(Data records for software interfaces)
==================================================

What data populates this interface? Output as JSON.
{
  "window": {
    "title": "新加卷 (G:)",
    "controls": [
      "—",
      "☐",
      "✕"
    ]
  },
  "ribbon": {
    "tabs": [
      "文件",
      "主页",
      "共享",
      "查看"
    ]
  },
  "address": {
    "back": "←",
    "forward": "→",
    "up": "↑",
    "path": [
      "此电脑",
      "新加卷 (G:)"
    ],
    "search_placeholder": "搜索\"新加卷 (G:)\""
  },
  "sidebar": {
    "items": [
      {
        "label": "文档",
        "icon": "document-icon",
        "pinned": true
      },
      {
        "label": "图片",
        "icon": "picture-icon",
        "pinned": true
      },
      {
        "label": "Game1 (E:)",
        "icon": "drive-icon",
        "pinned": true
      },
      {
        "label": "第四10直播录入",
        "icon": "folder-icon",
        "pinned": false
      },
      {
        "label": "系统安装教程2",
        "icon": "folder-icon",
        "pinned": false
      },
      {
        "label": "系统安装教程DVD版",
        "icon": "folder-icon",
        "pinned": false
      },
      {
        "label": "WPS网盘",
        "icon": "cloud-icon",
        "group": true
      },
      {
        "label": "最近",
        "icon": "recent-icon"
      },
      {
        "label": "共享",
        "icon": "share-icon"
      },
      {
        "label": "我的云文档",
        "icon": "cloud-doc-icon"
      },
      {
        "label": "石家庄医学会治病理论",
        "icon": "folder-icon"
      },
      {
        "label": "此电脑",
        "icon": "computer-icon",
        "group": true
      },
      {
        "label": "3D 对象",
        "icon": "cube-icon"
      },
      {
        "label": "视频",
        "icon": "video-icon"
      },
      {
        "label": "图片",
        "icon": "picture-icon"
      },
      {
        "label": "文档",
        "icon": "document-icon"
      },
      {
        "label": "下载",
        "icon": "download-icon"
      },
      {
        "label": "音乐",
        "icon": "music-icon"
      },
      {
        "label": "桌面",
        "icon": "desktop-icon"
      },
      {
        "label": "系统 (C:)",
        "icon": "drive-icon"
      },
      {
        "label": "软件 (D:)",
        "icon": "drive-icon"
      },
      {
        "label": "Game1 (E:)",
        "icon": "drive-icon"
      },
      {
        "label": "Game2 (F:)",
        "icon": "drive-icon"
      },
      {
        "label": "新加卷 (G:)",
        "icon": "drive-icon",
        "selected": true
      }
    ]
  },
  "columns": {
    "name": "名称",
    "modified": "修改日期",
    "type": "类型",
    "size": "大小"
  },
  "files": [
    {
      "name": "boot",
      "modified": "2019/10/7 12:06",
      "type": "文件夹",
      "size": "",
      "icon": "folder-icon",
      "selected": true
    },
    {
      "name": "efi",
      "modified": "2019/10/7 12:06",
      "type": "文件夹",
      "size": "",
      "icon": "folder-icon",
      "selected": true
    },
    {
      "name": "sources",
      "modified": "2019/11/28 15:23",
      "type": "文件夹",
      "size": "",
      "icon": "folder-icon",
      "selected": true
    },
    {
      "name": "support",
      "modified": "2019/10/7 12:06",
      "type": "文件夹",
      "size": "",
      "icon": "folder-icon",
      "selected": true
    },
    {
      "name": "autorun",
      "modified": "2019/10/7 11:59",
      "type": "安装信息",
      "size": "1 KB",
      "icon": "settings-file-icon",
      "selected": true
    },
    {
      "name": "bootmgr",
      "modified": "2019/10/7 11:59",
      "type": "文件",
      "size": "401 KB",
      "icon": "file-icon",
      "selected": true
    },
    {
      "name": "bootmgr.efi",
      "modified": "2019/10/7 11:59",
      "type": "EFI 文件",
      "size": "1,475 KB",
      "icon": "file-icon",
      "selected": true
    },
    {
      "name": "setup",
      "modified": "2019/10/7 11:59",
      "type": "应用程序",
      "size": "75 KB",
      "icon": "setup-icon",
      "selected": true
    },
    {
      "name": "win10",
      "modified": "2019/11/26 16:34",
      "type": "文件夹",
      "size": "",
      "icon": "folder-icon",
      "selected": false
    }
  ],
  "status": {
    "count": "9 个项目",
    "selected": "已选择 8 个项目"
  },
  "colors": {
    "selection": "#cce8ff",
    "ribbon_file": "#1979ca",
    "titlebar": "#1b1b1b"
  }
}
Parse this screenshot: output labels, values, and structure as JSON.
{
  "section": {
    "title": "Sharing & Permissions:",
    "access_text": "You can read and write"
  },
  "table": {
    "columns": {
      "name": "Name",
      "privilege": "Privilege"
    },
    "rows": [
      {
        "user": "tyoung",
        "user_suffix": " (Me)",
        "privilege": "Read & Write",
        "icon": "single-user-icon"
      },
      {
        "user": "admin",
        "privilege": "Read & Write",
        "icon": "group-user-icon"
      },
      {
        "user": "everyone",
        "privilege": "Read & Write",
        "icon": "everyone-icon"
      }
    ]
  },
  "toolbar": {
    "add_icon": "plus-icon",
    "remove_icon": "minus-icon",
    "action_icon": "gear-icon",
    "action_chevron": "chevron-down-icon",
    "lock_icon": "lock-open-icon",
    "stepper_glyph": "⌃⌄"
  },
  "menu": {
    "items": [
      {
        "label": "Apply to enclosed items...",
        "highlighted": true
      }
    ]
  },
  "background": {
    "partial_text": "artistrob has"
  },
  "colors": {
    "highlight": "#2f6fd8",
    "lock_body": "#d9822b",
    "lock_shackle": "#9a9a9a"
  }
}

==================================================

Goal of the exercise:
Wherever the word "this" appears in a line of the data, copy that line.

Reply:
What data populates this interface? Output as JSON.
Parse this screenshot: output labels, values, and structure as JSON.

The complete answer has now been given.